    • Business Partners Committee (policy and program experts)—define and validate functional requirements; formulate workgroups; resolve policy issues; formulate recommendations for the Executive Leadership Committee (ELC)
    • Technology Partners Committee (information technology experts)—determine optimal technical platform; determine tool development, testing, and production; formulate workgroups; resolve information technology issues; formulate recommendations for the ELC
  • 65. Organizational Workgroups
    • Privacy —develop statewide, HIPAA-compliant, baseline privacy standards
    • Security —develop statewide, HIPAA-compliant, baseline security standards, both technical and related to personnel
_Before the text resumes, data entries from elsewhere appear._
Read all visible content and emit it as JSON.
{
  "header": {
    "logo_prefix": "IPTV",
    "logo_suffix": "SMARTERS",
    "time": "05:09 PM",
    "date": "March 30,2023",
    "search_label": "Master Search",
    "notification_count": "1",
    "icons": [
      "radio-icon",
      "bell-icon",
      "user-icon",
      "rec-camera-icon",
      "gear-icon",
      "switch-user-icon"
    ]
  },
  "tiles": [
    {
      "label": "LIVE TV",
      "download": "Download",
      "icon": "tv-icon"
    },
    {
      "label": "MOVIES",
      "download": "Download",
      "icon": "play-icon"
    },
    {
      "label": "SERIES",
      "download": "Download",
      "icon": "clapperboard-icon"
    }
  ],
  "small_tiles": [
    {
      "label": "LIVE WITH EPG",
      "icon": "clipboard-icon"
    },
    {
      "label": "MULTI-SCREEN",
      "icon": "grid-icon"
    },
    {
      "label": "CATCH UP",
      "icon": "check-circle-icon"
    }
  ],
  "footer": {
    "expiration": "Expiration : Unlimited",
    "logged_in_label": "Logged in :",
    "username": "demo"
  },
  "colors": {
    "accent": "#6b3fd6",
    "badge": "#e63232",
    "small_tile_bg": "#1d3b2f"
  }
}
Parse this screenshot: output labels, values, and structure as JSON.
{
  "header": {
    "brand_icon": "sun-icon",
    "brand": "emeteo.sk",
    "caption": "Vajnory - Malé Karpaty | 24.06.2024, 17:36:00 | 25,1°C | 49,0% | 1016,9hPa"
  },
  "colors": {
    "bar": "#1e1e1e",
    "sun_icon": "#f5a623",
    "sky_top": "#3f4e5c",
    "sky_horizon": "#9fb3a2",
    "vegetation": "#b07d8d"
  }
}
    • Code Sets —provide a forum for agencies to identify and resolve interagency code issues and “work arounds”
    • Education —identify stakeholders and their educational needs and develop training materials
    • Contracts —identify and analyze existing contracts in light of HIPAA regulations and develop “template” agreements
  • 66. Implementation Challenges
    • Enterprise-wide Transformation
    • Engaging Business Associates
    • Converting Local Codes
    • System Readiness
    • Staggered Release of Rules
    • Funding
  • 67. Funding
    • Enhanced federal financial participation is available for systems remediation (90/10)
    • “ Systems remediation” sends a signal that administrative simplification is like Y2K—just another technical problem
    • A greater commitment of resources is needed for “business transformation”
    • Difficult to estimate implementation costs
    • Initially, costs will far exceed savings
  • 68. Congressional Update
    • H.R. 3323
    • Allow covered entities to delay compliance for transactions and code sets until October 2003
    • But only if the entity submits a plan to HHS that certifies progress toward compliance
    • Any entity that does not meet original deadlines or submit a plan cannot participate in Medicare
    • Privacy takes effect April 2003 as planned
    • After October 2003 Medicare will charge certain providers a $1 fee for every paper claim
  • 69. Implementation Resources
    • U.S. Department of Health and Human Services HIPAA Home Page
    • HHS Office of Civil Rights
    • HHS Center for Medicare and Medicaid Services
    • HHS links to other resources
    • HIPAA Ohio